Climate financing takes centre stage
Attention yesterday turned to how the world will pay for its plan to decarbonise and help vulnerable nations survive climate change, after a world leaders' summit at COP26 that yielded a landmark methane slashing deal.
But a simmering diplomatic spat between the United States, China and Russia over the other's climate ambition showed the fragile nature of talks aimed at averting disastrous global warming.
Negotiators are in Glasgow to try to keep the Paris Agreement temperature goal of 1.5C within reach.
Finance is a crucial part of the picture, with vulnerable nations demanding that rich emitters make good on a decade-old promise to provide $100 billion annually to help.
British Prime Minister Boris Johnson said he was "cautiously optimistic" after the summit in Glasgow adopted new promises on deforestation, methane emissions and cash for poorer countries to avert the worst of global warming.
British Chancellor Rishi Sunak yesterday said that COP26 would finally deliver the funds.
"We know that you've been devastated by the double tragedies of Covid and climate change," he told national representatives at the conference.
"That's why we're going to meet the target of providing $100 billion of climate finance to developing nations."
Sunak, COP26 President Alok Sharma and US Treasury Secretary Janet Yellen all yesterday stressed the role that private investors will play in the climate funding plans.
The Glasgow Financial Alliance for Net Zero (GFANZ), made up of more than 450 banks and asset managers, says it represents assets totalling $130 trillion.
Yet campaigners raised concerns over how private finance is accounted in the international, UN-led climate process, pointing out that investors are still free to fund fossil fuel projects.
"More than $130 trillion and not a single rule to prevent even one dollar from being invested in the expansion of the fossil fuel sector," said Lucie Pinson, executive director of the Reclaim Finance initiative.
"It's worth asking if the GFANZ and its members are actually ready to lead the charge against climate change, given that they are actually slowing down the green energy revolution by keeping afloat the polluting fossil fuel industry."
Finance is fundamental for developing countries, who say they cannot afford the green transition taking place in richer nations.
Countries that have already suffered economic losses from supercharged storms or crop failures due to climate change are also desperate for separate "loss and damage" cash to help them recover.
Delegations will spend the next 12 days thrashing out details of the Paris Agreement rulebook, including rules governing carbon markets and a unified "stock take" on emissions cutting plans.
Although organisers say they want COP26 to keep the 1.5C heating limit within reach, the UN says the most up-to-date climate pledges put Earth on course to warm 2.7C.
On Tuesday leaders committed to lower their emissions of methane -- a potent greenhouse gas -- by at least 30 percent this decade. Experts said the pledge could have a significant impact on short-term global heating.
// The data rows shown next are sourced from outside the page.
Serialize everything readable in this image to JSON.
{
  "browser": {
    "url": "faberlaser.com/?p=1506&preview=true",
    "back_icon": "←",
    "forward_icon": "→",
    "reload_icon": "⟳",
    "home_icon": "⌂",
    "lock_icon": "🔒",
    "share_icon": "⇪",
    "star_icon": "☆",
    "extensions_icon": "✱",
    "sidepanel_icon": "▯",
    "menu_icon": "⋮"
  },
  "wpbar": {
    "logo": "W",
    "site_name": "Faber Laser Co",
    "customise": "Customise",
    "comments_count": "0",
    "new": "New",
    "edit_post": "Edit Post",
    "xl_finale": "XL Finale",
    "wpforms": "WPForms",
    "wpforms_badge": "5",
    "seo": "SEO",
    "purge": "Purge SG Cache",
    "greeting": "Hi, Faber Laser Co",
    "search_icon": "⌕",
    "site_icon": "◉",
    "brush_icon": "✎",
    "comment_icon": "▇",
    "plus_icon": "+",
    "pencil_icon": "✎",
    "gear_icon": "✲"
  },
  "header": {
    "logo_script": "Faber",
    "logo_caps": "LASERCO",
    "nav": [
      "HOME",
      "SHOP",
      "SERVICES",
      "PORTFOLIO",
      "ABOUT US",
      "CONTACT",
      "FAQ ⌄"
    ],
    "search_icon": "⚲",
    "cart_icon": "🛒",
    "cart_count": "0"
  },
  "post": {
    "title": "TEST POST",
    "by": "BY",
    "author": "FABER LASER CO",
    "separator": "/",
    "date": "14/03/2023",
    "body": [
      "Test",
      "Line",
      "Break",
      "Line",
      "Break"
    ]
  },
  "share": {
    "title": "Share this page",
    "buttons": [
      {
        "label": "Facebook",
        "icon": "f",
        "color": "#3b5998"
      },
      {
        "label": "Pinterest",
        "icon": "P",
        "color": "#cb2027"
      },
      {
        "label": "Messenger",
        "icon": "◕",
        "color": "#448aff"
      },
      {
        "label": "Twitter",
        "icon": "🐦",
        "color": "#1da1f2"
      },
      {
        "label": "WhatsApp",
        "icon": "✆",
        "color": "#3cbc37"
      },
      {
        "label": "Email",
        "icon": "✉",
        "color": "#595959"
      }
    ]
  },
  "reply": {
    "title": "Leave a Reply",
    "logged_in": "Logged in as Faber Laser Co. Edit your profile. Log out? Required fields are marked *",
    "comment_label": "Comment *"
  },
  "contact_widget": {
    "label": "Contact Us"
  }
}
US climate envoy John Kerry yesterday said that current commitments on cutting carbon emissions meant the world had a 60 percent chance of capping a rise in the average temperature at 1.5 degrees Celsius
But a two-day world leaders summit ended with barbed comments from the two largest emitters, the United States and China.
US President Joe Biden criticised counterpart Xi Jinping for skipping the Glasgow summit, after China declined to sign the methane pledge.
"It just is a gigantic issue and they walked away. How do you do that and claim to be able to have any leadership?" Biden told journalists before flying out of Glasgow.
He said the same was true of Russian President Vladimir Putin, who is also missing the talks.
China hit back yesterday, with a foreign ministry spokesman saying: "Actions speak louder than words".
A Kremlin spokesperson said "we disagree" with Biden's assessment.